- EXERCISE:
Find the word "hint" in the listing below, then return every line it appears in.

- EXERCISE MATERIAL:
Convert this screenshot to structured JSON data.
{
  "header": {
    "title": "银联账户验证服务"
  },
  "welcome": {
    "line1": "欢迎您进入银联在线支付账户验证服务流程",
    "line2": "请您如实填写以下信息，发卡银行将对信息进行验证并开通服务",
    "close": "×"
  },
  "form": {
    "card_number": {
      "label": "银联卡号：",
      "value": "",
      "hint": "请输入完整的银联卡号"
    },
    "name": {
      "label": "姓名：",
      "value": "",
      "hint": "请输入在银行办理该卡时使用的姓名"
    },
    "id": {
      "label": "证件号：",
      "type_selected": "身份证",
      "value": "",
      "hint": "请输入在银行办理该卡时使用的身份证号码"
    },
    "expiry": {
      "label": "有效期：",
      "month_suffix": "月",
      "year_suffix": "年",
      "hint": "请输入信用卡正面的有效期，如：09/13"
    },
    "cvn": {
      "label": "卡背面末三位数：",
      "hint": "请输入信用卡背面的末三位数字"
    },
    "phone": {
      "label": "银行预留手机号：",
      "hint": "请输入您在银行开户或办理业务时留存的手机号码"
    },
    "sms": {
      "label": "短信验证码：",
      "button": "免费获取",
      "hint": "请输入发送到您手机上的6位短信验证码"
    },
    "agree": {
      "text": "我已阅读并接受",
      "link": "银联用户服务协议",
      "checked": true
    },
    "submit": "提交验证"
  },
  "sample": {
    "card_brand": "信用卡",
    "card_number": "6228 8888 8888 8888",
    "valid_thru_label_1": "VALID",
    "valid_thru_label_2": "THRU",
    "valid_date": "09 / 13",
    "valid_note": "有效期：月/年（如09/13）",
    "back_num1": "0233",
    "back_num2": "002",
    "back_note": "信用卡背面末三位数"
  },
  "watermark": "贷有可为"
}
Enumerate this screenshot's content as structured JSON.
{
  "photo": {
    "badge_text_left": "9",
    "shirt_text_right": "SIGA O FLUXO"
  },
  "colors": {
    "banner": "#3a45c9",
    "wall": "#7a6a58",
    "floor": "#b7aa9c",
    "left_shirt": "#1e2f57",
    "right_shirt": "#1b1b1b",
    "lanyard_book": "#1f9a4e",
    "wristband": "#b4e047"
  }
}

- ANSWER TO THE PROBLEM:
      "hint": "请输入完整的银联卡号"
      "hint": "请输入在银行办理该卡时使用的姓名"
      "hint": "请输入在银行办理该卡时使用的身份证号码"
      "hint": "请输入信用卡正面的有效期，如：09/13"
      "hint": "请输入信用卡背面的末三位数字"
      "hint": "请输入您在银行开户或办理业务时留存的手机号码"
      "hint": "请输入发送到您手机上的6位短信验证码"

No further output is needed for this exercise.